__EXERCISE DESCRIPTION__:
Set every record down again exactly. Do not carry over the pictures.

[DATASET RECORDS Boundary: Start]

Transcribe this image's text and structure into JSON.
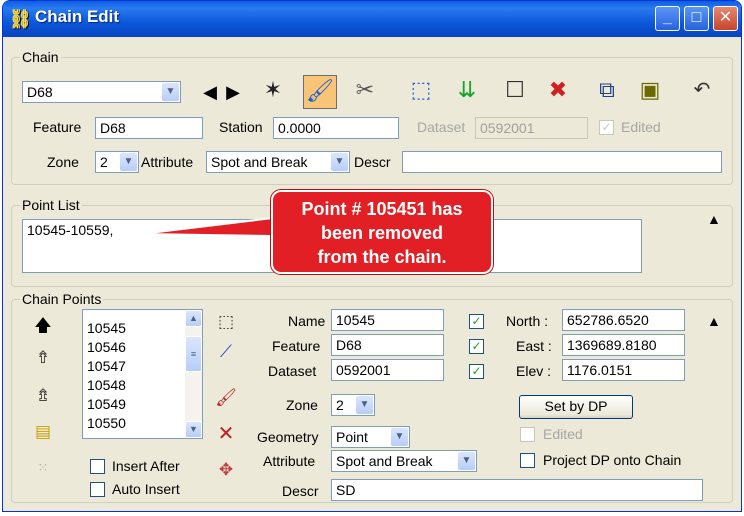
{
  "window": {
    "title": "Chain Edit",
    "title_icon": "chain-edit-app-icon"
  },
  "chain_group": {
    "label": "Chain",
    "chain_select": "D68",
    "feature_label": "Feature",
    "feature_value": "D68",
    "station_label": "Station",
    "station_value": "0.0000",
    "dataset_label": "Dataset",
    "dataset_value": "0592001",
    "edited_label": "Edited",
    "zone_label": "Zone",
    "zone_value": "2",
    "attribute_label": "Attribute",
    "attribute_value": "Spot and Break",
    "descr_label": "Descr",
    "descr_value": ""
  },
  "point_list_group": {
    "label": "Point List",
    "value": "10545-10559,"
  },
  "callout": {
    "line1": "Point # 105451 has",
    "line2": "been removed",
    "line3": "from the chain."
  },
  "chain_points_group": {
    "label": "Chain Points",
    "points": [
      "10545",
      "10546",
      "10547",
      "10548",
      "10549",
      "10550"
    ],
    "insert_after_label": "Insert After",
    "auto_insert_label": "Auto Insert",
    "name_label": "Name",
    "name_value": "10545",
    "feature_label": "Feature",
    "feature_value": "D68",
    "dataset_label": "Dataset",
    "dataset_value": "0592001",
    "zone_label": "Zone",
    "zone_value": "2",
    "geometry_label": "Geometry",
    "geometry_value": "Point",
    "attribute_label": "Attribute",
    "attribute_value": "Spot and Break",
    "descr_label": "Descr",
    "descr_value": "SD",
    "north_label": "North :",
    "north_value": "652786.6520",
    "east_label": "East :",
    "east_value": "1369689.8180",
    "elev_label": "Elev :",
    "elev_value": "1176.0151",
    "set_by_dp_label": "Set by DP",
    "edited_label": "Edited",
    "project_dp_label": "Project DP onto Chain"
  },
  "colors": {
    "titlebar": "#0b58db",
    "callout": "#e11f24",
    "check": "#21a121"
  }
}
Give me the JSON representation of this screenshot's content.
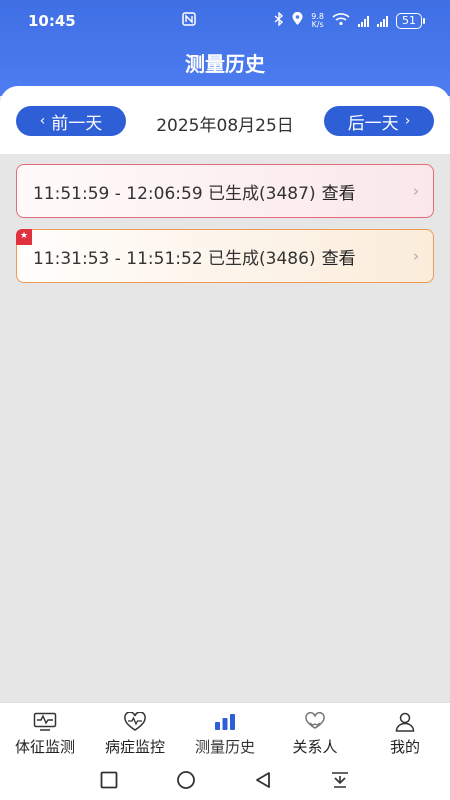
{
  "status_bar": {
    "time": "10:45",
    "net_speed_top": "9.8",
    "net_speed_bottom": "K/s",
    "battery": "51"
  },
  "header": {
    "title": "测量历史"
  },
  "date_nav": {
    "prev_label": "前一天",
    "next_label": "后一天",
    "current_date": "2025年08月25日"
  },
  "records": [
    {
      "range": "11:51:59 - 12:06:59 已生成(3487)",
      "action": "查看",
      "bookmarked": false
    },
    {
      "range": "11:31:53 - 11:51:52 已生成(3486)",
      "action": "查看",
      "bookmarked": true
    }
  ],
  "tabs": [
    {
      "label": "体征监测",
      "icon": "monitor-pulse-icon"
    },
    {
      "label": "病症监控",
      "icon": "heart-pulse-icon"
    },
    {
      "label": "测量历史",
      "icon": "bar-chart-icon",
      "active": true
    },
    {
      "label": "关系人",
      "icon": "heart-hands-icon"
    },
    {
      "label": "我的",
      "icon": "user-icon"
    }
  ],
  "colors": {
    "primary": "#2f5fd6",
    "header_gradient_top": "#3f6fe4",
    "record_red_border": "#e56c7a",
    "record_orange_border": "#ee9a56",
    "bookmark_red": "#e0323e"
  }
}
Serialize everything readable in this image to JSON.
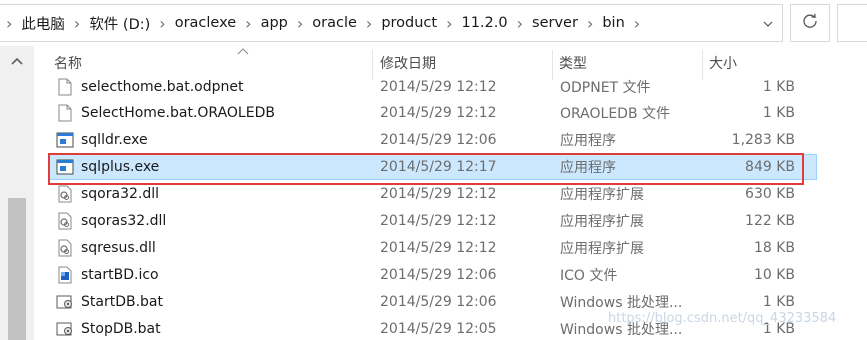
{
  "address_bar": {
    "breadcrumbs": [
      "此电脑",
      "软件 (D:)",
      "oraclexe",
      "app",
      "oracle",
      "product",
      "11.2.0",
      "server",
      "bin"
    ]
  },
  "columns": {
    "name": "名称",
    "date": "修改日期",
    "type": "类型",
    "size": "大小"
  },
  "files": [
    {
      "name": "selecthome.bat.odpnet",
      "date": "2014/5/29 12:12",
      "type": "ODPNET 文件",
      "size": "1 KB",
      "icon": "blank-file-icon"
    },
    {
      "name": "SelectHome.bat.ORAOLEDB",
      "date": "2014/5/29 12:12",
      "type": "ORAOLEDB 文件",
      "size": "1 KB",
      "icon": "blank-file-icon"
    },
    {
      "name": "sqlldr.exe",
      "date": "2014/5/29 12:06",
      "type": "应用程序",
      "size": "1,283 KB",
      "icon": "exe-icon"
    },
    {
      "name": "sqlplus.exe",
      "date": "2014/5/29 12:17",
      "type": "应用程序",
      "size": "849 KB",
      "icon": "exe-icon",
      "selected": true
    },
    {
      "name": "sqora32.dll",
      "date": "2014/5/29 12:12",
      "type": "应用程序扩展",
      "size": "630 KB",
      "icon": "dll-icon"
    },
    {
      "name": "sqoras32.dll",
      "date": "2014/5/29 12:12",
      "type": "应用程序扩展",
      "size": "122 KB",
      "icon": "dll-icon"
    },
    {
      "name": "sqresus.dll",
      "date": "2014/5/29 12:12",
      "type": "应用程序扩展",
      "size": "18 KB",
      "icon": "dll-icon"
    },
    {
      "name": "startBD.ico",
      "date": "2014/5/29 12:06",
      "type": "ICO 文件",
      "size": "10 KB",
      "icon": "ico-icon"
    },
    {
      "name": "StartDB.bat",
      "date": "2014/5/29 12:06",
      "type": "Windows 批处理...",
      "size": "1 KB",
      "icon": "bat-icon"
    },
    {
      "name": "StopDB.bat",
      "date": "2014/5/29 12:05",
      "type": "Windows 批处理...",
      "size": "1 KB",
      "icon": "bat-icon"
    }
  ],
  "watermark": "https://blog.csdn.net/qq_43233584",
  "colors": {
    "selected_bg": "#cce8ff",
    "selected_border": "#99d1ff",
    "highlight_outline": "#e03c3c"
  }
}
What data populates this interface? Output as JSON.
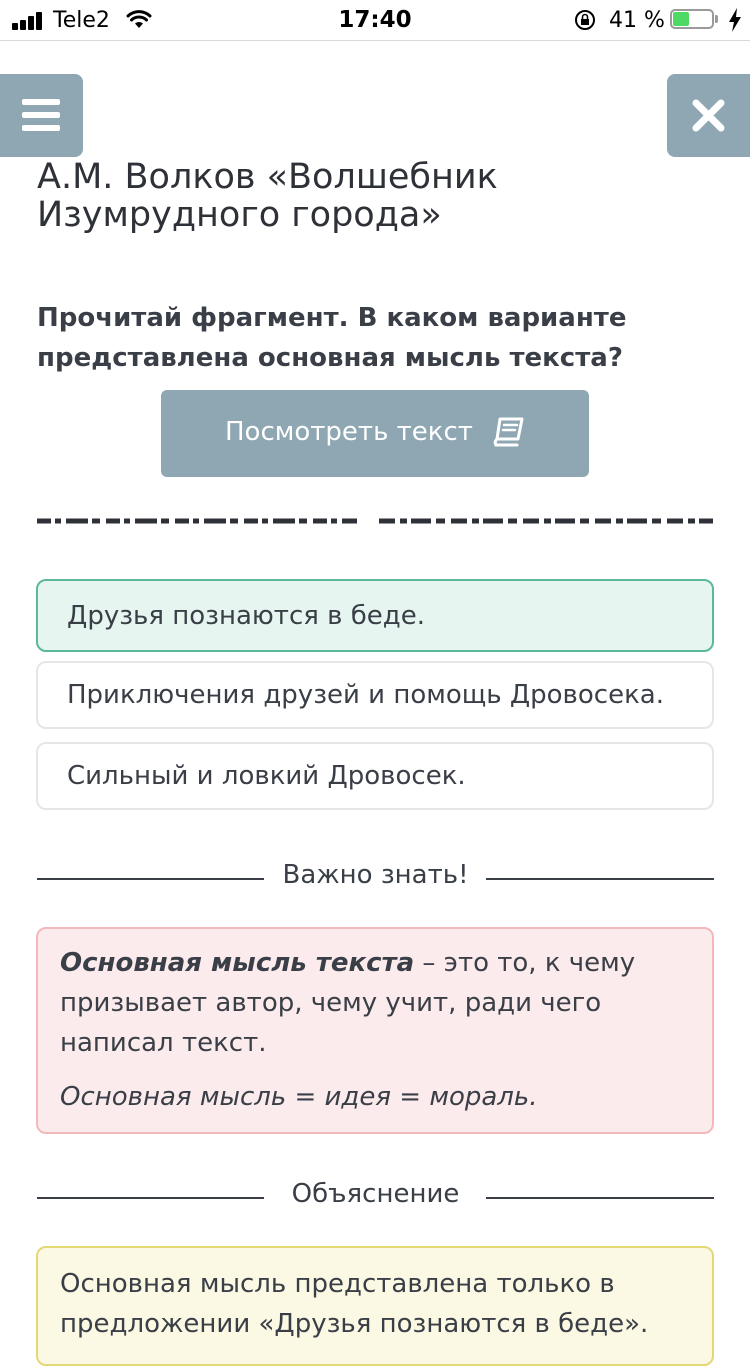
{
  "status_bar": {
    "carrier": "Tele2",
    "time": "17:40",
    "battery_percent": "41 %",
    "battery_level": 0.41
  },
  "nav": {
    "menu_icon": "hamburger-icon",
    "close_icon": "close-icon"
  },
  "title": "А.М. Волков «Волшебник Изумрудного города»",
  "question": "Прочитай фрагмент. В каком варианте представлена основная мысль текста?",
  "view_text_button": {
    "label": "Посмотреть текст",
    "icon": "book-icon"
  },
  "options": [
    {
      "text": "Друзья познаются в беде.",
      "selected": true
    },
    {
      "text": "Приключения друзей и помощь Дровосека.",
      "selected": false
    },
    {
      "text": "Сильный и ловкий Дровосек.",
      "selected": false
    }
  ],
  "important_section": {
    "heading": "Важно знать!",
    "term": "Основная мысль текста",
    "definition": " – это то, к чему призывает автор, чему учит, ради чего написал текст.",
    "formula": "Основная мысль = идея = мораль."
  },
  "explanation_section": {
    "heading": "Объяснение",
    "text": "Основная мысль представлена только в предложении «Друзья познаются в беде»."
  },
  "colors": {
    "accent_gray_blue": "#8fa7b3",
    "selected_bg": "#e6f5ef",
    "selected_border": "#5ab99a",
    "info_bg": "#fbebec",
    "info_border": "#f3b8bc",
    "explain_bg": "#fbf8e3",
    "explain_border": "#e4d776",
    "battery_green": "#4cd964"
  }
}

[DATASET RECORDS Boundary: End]

__OUTPUT OF THE EXERCISE__:
Transcribe this image's text and structure into JSON.
{
  "window": {
    "title": "Chain Edit",
    "title_icon": "chain-edit-app-icon"
  },
  "chain_group": {
    "label": "Chain",
    "chain_select": "D68",
    "feature_label": "Feature",
    "feature_value": "D68",
    "station_label": "Station",
    "station_value": "0.0000",
    "dataset_label": "Dataset",
    "dataset_value": "0592001",
    "edited_label": "Edited",
    "zone_label": "Zone",
    "zone_value": "2",
    "attribute_label": "Attribute",
    "attribute_value": "Spot and Break",
    "descr_label": "Descr",
    "descr_value": ""
  },
  "point_list_group": {
    "label": "Point List",
    "value": "10545-10559,"
  },
  "callout": {
    "line1": "Point # 105451 has",
    "line2": "been removed",
    "line3": "from the chain."
  },
  "chain_points_group": {
    "label": "Chain Points",
    "points": [
      "10545",
      "10546",
      "10547",
      "10548",
      "10549",
      "10550"
    ],
    "insert_after_label": "Insert After",
    "auto_insert_label": "Auto Insert",
    "name_label": "Name",
    "name_value": "10545",
    "feature_label": "Feature",
    "feature_value": "D68",
    "dataset_label": "Dataset",
    "dataset_value": "0592001",
    "zone_label": "Zone",
    "zone_value": "2",
    "geometry_label": "Geometry",
    "geometry_value": "Point",
    "attribute_label": "Attribute",
    "attribute_value": "Spot and Break",
    "descr_label": "Descr",
    "descr_value": "SD",
    "north_label": "North :",
    "north_value": "652786.6520",
    "east_label": "East :",
    "east_value": "1369689.8180",
    "elev_label": "Elev :",
    "elev_value": "1176.0151",
    "set_by_dp_label": "Set by DP",
    "edited_label": "Edited",
    "project_dp_label": "Project DP onto Chain"
  },
  "colors": {
    "titlebar": "#0b58db",
    "callout": "#e11f24",
    "check": "#21a121"
  }
}
Give me the JSON representation of this screenshot's content.
{
  "status_bar": {
    "time": "10:45",
    "net_speed_top": "9.8",
    "net_speed_bottom": "K/s",
    "battery": "51"
  },
  "header": {
    "title": "测量历史"
  },
  "date_nav": {
    "prev_label": "前一天",
    "next_label": "后一天",
    "current_date": "2025年08月25日"
  },
  "records": [
    {
      "range": "11:51:59 - 12:06:59 已生成(3487)",
      "action": "查看",
      "bookmarked": false
    },
    {
      "range": "11:31:53 - 11:51:52 已生成(3486)",
      "action": "查看",
      "bookmarked": true
    }
  ],
  "tabs": [
    {
      "label": "体征监测",
      "icon": "monitor-pulse-icon"
    },
    {
      "label": "病症监控",
      "icon": "heart-pulse-icon"
    },
    {
      "label": "测量历史",
      "icon": "bar-chart-icon",
      "active": true
    },
    {
      "label": "关系人",
      "icon": "heart-hands-icon"
    },
    {
      "label": "我的",
      "icon": "user-icon"
    }
  ],
  "colors": {
    "primary": "#2f5fd6",
    "header_gradient_top": "#3f6fe4",
    "record_red_border": "#e56c7a",
    "record_orange_border": "#ee9a56",
    "bookmark_red": "#e0323e"
  }
}
Serialize everything readable in this image to JSON.
{
  "address_bar": {
    "breadcrumbs": [
      "此电脑",
      "软件 (D:)",
      "oraclexe",
      "app",
      "oracle",
      "product",
      "11.2.0",
      "server",
      "bin"
    ]
  },
  "columns": {
    "name": "名称",
    "date": "修改日期",
    "type": "类型",
    "size": "大小"
  },
  "files": [
    {
      "name": "selecthome.bat.odpnet",
      "date": "2014/5/29 12:12",
      "type": "ODPNET 文件",
      "size": "1 KB",
      "icon": "blank-file-icon"
    },
    {
      "name": "SelectHome.bat.ORAOLEDB",
      "date": "2014/5/29 12:12",
      "type": "ORAOLEDB 文件",
      "size": "1 KB",
      "icon": "blank-file-icon"
    },
    {
      "name": "sqlldr.exe",
      "date": "2014/5/29 12:06",
      "type": "应用程序",
      "size": "1,283 KB",
      "icon": "exe-icon"
    },
    {
      "name": "sqlplus.exe",
      "date": "2014/5/29 12:17",
      "type": "应用程序",
      "size": "849 KB",
      "icon": "exe-icon",
      "selected": true
    },
    {
      "name": "sqora32.dll",
      "date": "2014/5/29 12:12",
      "type": "应用程序扩展",
      "size": "630 KB",
      "icon": "dll-icon"
    },
    {
      "name": "sqoras32.dll",
      "date": "2014/5/29 12:12",
      "type": "应用程序扩展",
      "size": "122 KB",
      "icon": "dll-icon"
    },
    {
      "name": "sqresus.dll",
      "date": "2014/5/29 12:12",
      "type": "应用程序扩展",
      "size": "18 KB",
      "icon": "dll-icon"
    },
    {
      "name": "startBD.ico",
      "date": "2014/5/29 12:06",
      "type": "ICO 文件",
      "size": "10 KB",
      "icon": "ico-icon"
    },
    {
      "name": "StartDB.bat",
      "date": "2014/5/29 12:06",
      "type": "Windows 批处理...",
      "size": "1 KB",
      "icon": "bat-icon"
    },
    {
      "name": "StopDB.bat",
      "date": "2014/5/29 12:05",
      "type": "Windows 批处理...",
      "size": "1 KB",
      "icon": "bat-icon"
    }
  ],
  "watermark": "https://blog.csdn.net/qq_43233584",
  "colors": {
    "selected_bg": "#cce8ff",
    "selected_border": "#99d1ff",
    "highlight_outline": "#e03c3c"
  }
}
What data populates this interface? Output as JSON.
{
  "status_bar": {
    "carrier": "Tele2",
    "time": "17:40",
    "battery_percent": "41 %",
    "battery_level": 0.41
  },
  "nav": {
    "menu_icon": "hamburger-icon",
    "close_icon": "close-icon"
  },
  "title": "А.М. Волков «Волшебник Изумрудного города»",
  "question": "Прочитай фрагмент. В каком варианте представлена основная мысль текста?",
  "view_text_button": {
    "label": "Посмотреть текст",
    "icon": "book-icon"
  },
  "options": [
    {
      "text": "Друзья познаются в беде.",
      "selected": true
    },
    {
      "text": "Приключения друзей и помощь Дровосека.",
      "selected": false
    },
    {
      "text": "Сильный и ловкий Дровосек.",
      "selected": false
    }
  ],
  "important_section": {
    "heading": "Важно знать!",
    "term": "Основная мысль текста",
    "definition": " – это то, к чему призывает автор, чему учит, ради чего написал текст.",
    "formula": "Основная мысль = идея = мораль."
  },
  "explanation_section": {
    "heading": "Объяснение",
    "text": "Основная мысль представлена только в предложении «Друзья познаются в беде»."
  },
  "colors": {
    "accent_gray_blue": "#8fa7b3",
    "selected_bg": "#e6f5ef",
    "selected_border": "#5ab99a",
    "info_bg": "#fbebec",
    "info_border": "#f3b8bc",
    "explain_bg": "#fbf8e3",
    "explain_border": "#e4d776",
    "battery_green": "#4cd964"
  }
}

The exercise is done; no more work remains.